Dolph Ziggler On Current WWE Role: 'I Hate It.'

With two reigns as world champion and six runs with midcard championships, Dolph Ziggler has been a fixture of WWE's roster for over a decade.

But for all of his success, "The Showoff" isn't happy with his current role as a midcarder on the SmackDown Live roster. Ziggler opened up about his status in the company on the latest episode of E&C's Pod of Awesomeness with Edge and Christian.

"I hate it," Ziggler said "But also I'm someone who, I hate that I'm not the champion. I hate that the show is not about me because that that's the mentality you should have if you're in the business. If you're the 'Hey I want to be the opening guy who works for 10 years and saves a bunch of money,' (guy) that's great. But there's a thousand other guys in the back that say, 'I want to be the best. I want to main event WrestleMania, I want the show to be about me.'

"So you have to have that mentality. But also I've been around enough to know the score, to know what's going on. So I hate being in that position. I think I should be a bigger part of the show. But so does everybody else."

Ziggler originally debuted back in 2005 as a caddie/enforcer for Kerwin White, a parody character played by Chavo Guerrero. He was also a member of the male cheerleader faction The Spirit Squad before re-debuting as a singles competitor in 2008. He quickly established himself as one of the top in-ring talents on the roster, eventually building up a cult following with the fans.

He won the World Heavyweight Championship twice, once while pairing up with SmackDown general manager Vickie Guerrero and once by cashing in the Money in the Bank contract. But he hasn't held a championship in over a year and was on the losing end of a WWE Championship feud with Dean Ambrose last summer.

Ziggler told Edge and Christian that he doesn't mind losing matches, but losing consistently hurts his appeal with fans.

"You get passed over a handful of times for a couple of years, then you start to have more of a cult following and it gets hot," Ziggler said. "But after a couple of years of not having the trigger pulled and the eight-year-old kids now know that you're in that roll, I noticed in the last two years that even my live event matches are a little hard for me to do my job. Because when I come out and a 10-year-old kid goes, 'I know you're losing,' we go, 'Aww, crap.'
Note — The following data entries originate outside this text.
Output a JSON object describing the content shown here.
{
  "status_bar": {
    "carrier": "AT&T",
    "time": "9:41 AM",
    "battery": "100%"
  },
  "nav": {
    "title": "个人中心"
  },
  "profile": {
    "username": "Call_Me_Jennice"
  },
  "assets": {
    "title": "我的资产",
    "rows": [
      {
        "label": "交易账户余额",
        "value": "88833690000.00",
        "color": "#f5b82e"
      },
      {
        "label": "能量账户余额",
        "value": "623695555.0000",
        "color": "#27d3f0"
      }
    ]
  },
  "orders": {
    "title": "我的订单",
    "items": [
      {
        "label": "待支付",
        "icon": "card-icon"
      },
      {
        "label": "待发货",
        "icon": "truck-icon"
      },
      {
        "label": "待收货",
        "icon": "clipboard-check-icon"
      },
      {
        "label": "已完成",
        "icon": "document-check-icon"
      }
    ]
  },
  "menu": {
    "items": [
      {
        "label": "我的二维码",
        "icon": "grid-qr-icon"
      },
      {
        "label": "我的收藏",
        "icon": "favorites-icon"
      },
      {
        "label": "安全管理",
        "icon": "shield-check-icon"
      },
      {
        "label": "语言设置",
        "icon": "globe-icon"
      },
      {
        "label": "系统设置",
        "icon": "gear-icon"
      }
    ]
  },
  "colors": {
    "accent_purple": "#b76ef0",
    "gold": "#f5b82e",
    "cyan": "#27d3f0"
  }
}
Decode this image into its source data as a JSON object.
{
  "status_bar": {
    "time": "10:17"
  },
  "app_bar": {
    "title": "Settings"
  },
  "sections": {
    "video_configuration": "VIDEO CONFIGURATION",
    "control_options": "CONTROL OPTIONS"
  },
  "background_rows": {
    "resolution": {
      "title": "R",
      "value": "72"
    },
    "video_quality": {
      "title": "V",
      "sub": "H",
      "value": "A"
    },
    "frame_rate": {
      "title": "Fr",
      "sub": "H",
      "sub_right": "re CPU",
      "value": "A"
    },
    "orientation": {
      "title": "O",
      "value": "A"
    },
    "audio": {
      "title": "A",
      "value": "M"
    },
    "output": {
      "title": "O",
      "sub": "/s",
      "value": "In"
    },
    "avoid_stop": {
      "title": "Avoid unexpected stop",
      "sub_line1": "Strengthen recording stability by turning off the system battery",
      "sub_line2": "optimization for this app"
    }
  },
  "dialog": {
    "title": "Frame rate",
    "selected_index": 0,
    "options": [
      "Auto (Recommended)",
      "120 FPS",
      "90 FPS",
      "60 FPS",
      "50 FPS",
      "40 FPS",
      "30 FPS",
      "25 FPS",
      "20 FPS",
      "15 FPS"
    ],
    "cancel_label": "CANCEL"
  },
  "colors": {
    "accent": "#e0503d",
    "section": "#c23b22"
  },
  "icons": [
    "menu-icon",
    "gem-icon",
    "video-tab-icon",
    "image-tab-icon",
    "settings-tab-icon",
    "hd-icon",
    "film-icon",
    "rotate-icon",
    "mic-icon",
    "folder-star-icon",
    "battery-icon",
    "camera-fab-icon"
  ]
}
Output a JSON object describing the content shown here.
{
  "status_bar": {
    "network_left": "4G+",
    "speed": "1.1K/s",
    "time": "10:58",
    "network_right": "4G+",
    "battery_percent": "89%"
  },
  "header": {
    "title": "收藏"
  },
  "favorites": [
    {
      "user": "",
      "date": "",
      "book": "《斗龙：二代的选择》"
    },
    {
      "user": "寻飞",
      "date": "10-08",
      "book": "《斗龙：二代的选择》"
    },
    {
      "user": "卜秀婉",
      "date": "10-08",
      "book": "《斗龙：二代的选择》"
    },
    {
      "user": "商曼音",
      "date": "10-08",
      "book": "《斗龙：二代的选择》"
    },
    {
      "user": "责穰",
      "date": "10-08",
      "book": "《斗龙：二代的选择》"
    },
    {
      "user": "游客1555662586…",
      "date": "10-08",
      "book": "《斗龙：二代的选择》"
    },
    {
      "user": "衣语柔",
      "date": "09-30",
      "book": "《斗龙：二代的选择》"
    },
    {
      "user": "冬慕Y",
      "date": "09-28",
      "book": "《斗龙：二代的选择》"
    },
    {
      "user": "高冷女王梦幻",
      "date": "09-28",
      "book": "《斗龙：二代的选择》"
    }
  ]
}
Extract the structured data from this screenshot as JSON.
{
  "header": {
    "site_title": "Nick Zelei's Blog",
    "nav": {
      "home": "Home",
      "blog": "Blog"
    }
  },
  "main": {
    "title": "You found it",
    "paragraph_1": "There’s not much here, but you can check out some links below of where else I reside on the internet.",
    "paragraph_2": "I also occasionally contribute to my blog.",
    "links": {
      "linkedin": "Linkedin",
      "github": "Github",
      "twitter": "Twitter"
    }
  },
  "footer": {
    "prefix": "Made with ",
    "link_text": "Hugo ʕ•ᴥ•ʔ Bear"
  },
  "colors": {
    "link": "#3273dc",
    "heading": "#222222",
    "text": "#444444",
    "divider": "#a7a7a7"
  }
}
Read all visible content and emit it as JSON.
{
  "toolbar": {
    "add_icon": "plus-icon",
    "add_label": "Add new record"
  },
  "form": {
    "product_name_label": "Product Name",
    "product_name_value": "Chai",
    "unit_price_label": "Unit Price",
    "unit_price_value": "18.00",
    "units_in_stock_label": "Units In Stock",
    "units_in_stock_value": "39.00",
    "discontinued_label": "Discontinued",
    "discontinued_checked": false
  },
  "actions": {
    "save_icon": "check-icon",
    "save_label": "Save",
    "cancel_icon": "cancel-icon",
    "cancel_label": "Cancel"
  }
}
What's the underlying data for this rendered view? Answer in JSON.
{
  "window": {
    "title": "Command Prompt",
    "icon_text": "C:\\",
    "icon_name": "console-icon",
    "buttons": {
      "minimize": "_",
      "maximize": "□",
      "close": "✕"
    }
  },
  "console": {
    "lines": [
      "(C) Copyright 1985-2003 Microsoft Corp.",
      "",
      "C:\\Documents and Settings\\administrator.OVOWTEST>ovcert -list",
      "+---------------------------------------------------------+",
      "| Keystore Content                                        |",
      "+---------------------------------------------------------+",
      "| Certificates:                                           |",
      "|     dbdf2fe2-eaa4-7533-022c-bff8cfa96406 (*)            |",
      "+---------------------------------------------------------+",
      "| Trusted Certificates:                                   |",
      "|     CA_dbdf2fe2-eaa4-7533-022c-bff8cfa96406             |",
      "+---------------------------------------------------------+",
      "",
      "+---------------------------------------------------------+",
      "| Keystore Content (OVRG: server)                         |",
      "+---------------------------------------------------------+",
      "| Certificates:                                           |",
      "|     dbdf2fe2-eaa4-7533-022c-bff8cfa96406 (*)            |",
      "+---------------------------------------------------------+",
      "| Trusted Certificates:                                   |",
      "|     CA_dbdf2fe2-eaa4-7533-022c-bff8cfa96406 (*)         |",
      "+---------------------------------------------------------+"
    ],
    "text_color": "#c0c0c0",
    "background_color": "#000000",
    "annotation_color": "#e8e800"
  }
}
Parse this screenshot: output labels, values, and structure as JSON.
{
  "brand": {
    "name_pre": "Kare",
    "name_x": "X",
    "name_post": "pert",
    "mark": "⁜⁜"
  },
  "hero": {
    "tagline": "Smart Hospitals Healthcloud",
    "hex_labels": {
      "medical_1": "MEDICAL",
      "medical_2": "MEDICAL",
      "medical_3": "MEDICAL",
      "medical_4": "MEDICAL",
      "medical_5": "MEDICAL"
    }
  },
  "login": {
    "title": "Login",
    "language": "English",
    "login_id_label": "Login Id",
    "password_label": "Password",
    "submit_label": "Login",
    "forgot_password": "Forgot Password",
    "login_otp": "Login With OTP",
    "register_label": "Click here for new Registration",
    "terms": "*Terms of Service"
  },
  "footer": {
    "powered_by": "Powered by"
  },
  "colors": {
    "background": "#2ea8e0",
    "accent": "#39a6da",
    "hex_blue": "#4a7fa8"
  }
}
"I've said this to the boss on several occasions, I've made a career out of almost never winning, which is awesome. But at some point I have to be seen as somebody who could win without pulling a needle out of a haystack or a lottery ball out... because that loses all of that luster."

Ziggler said he feels being known as a great worker should be helping his case to staying in the main event scene, not hurting it.

"I feel like after a while you're proving it so much, even that becomes a thing like, 'Hey, sorry, you have the curse of a worker,'" Ziggler said. "Or you're like, 'Hey, you're our Shawn Michaels guy, you can work with anybody and it could seem like a main event somewhere.' Well that shouldn't be a bad thing, but sometimes it is."

Ziggler has spent the last few months impersonating other wrestlers for their over-the-top gimmicks, leading to a losing feud with Bobby Roode.

You can listen to Ziggler's full interview with Edge and Christian here.